In an exciting victory at the Hong Kong High Court, Justice Without Borders and law firm partner, Dechert LLP won legal aid for a worker who had returned home to the Philippines.1 This victory ensures that the worker can now proceed with her claim against her employer, even from abroad.
Anna* had previously worked as a domestic worker in Hong Kong. Having faced alleged wrongful dismissal, she has sought compensation against her employer and the chance to clear her employment record. Anna’s case has faced complications at the Labour Tribunal, creating the need to secure legal aid as her claim progresses deeper into Hong Kong’s court system.
WHEN INTERNATIONAL MIGRANT WORKERS NEED LOCAL LEGAL AID
Anna’s case is likely just one of many that fail without legal aid. Having returned home to the Philippines, Anna faced responsibilities for parents and children that prevent her from easily returning to Hong Kong. The Labour Tribunal had rejected her request to use a video link to give evidence, leading to an appeal to the High Court. Without legal aid to pay for the impending court fees, her case was all but dead.
AT ISSUE: DOES THE CLAIM OR THE LAW JUSTIFY LEGAL AID?
The Director of the Legal Aid Department refused Anna’s application, stating that her compensation claim was too small to justify legal aid, given the court costs involved.2
Fortunately, the appeals officer sided with Anna, concluding that costs alone are not enough to decide whether a plaintiff could receive legal aid. Anna’s personal circumstances, prospects of a clean employment record and access to justice were just as important.3
For Anna of course, the claim was not small at all. Together, her case would amount to over six months of her family’s income in the Philippines.
THE CASE CONTINUES, BUT A PRECEDENT OFFERS HOPE FOR OTHERS
Despite the victory, securing legal aid is only another step in Anna’s case. She now faces a separate High Court hearing over her application to appear via video link for her case in the Labour Tribunal. The outcome of the appeal will determine whether she can progress with her claim.
For other workers, however, this successful appeal offers hope. There are many who must return home before they can bring their case, and access to legal aid after they have left Hong Kong could make the difference between obtaining just compensation and remaining empty handed. Hopefully, future applicants can build on this successful application and those with valid claims can more easily pursue them, even after returning home.
* The appellant’s real name has been changed to protect her identity.
1 The underlying case was referred to JWB by HELP for Domestic Workers. Support at the Labour Tribunal has been provided by the Hong Kong Confederation of Trade Unions and Dechert LLP. Client support in the Philippines provided by the International Pro Bono Alliance.
2 The Director referred to s.10(3)(c) of the Legal Aid Ordinance (Cap. 91).
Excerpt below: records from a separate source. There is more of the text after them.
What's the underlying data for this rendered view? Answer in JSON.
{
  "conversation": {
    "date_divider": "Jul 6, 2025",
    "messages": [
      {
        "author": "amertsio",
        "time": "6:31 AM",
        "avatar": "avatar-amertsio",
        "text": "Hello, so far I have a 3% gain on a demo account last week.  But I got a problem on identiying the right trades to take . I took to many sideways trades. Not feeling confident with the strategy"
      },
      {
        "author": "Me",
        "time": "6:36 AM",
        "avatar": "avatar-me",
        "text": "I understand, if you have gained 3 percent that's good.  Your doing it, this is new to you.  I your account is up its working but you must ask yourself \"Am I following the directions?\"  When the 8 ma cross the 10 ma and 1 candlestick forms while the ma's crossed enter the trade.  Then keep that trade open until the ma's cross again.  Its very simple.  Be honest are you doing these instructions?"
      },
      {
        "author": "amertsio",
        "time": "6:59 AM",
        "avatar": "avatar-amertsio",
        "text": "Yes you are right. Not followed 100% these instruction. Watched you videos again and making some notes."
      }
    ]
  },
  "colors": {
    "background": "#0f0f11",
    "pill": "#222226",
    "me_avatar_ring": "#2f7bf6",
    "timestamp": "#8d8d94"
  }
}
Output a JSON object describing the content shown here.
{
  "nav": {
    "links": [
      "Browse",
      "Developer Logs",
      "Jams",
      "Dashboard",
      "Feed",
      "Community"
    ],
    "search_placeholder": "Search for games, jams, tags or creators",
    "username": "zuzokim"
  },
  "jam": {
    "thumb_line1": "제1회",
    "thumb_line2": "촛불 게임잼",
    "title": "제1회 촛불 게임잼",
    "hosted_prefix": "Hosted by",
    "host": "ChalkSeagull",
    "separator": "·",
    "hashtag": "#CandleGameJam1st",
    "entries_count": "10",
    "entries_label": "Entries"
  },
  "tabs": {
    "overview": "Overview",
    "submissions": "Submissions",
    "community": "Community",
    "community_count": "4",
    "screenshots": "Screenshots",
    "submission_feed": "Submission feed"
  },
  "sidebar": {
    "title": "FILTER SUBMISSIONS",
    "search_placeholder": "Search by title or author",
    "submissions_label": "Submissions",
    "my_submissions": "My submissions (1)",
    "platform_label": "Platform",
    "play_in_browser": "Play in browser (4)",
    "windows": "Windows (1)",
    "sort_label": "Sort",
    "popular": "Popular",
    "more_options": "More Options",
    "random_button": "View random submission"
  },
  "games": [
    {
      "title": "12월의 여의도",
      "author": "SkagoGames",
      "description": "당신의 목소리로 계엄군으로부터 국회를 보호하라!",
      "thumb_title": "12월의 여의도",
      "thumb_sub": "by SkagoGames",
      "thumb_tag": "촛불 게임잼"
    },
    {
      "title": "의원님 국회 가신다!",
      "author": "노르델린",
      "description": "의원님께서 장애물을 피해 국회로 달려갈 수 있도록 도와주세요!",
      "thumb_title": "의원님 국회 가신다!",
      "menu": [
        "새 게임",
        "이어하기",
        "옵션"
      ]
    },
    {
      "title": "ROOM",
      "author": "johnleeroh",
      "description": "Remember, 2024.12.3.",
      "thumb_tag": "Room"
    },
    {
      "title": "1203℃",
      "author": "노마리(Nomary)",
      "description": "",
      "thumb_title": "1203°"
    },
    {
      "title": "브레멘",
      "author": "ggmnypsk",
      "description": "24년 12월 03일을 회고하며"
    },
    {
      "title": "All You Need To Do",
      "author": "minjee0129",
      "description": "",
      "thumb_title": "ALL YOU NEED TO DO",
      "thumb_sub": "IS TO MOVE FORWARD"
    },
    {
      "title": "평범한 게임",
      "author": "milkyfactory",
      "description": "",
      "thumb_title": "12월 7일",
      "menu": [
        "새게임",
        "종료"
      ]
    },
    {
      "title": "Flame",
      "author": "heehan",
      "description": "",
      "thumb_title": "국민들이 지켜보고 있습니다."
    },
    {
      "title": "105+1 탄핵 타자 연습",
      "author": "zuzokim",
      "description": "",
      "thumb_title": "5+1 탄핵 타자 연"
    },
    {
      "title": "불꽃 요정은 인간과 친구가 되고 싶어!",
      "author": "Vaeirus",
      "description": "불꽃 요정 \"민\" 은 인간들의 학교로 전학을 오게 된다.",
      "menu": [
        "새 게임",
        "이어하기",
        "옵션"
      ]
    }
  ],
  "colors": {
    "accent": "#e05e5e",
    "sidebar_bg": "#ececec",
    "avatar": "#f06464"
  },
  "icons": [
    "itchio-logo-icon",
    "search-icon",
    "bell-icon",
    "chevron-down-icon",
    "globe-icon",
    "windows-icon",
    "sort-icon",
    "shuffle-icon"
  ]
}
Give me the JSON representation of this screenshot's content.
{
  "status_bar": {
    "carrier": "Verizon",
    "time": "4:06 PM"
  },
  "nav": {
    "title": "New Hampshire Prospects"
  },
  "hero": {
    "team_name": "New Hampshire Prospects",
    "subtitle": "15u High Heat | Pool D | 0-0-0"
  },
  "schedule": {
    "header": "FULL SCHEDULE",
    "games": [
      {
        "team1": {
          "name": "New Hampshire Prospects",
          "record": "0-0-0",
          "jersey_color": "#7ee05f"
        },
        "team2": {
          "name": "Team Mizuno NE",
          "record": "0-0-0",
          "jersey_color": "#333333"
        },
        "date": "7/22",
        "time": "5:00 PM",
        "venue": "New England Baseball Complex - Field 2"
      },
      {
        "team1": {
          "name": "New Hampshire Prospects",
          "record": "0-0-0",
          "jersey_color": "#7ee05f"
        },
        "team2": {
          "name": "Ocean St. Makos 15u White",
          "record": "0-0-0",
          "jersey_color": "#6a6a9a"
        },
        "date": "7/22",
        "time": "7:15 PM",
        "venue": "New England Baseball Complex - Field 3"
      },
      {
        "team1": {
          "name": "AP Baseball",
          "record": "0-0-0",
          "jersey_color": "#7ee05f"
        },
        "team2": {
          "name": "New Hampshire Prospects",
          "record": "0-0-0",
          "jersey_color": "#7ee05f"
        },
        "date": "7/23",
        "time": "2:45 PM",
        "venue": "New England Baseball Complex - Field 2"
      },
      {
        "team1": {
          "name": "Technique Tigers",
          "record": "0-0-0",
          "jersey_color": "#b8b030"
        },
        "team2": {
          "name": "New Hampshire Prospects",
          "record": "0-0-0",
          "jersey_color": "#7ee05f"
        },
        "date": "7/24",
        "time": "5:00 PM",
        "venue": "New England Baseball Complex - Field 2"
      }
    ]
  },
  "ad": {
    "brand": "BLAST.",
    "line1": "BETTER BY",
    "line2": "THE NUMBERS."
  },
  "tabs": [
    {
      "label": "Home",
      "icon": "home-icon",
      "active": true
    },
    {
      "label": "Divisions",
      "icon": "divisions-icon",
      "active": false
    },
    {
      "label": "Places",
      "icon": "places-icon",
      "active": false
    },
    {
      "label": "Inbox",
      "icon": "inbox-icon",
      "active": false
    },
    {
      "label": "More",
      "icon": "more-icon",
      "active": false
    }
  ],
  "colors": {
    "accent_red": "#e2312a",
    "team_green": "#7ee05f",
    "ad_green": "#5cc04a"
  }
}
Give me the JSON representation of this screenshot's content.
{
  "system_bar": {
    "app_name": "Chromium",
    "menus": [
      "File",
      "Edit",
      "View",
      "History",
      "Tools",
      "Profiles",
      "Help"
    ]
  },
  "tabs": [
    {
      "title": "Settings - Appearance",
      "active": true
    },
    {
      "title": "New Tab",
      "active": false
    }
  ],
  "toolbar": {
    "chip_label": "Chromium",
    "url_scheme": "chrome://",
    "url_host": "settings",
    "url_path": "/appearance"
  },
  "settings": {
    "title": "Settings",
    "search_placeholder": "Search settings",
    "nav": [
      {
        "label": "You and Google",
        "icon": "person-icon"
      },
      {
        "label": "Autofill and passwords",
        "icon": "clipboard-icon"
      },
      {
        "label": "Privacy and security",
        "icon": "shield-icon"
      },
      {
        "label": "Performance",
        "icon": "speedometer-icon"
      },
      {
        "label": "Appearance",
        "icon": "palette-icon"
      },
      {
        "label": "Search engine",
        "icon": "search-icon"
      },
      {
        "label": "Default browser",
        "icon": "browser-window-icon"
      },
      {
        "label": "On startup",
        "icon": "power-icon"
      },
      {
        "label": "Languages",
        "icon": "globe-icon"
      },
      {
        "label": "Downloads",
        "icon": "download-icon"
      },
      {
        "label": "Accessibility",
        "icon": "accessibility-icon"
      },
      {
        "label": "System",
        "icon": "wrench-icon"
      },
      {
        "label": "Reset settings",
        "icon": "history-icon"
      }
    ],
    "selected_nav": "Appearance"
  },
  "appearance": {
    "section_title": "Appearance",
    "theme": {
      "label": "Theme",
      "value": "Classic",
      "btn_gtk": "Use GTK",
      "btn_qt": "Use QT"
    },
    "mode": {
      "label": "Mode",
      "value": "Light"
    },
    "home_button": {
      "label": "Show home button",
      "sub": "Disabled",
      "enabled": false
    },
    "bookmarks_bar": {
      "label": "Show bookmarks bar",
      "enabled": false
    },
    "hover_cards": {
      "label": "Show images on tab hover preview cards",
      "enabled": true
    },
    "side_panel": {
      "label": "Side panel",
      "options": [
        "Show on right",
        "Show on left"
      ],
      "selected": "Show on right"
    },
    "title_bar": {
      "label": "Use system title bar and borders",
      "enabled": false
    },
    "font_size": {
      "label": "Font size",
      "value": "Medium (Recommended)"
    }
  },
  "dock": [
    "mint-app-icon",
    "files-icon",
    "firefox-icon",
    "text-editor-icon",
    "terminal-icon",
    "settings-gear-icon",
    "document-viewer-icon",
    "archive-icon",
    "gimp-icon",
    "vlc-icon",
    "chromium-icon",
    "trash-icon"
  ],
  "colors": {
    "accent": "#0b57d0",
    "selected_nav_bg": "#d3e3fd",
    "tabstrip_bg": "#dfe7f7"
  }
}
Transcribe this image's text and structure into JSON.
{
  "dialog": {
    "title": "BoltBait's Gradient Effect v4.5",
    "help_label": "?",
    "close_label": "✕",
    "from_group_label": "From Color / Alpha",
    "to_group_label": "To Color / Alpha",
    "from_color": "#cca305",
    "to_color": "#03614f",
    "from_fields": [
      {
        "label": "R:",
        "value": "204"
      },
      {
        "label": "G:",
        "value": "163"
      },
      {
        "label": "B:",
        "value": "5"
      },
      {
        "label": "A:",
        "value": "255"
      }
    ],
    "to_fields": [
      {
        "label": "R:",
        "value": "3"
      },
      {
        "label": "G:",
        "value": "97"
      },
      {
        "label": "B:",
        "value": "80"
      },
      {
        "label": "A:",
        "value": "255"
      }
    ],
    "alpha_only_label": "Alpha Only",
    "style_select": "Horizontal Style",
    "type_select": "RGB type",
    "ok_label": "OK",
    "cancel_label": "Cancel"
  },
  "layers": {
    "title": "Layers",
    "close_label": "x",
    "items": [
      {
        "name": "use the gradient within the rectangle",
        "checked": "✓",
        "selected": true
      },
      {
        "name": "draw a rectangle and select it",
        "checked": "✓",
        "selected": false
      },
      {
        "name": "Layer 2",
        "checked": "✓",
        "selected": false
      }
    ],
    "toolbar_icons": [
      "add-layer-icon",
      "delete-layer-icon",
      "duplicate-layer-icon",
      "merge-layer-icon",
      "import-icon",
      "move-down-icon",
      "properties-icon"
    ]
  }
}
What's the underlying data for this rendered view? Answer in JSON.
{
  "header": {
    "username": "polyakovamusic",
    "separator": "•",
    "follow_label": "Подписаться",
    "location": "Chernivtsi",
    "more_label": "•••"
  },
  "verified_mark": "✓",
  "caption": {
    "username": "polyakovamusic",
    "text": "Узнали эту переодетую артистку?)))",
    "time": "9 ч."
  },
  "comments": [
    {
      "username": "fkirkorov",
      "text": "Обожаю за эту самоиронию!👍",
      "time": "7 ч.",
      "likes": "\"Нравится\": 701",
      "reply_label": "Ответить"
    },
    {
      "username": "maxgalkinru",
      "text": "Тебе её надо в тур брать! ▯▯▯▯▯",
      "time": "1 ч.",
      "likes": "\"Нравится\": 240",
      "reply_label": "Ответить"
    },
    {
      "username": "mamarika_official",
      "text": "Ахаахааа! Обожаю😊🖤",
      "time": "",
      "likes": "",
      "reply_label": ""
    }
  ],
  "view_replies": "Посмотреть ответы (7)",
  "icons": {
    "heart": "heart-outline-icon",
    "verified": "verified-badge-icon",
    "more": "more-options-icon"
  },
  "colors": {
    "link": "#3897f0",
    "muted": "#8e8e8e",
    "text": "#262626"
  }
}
3 Additionally, the Master agreed with the appellant’s suggestion that the Director could exercise discretion to waive the need to repay the legal aid if she won the case. This could have a significant impact on the amount of compensation Anna could ultimately recover.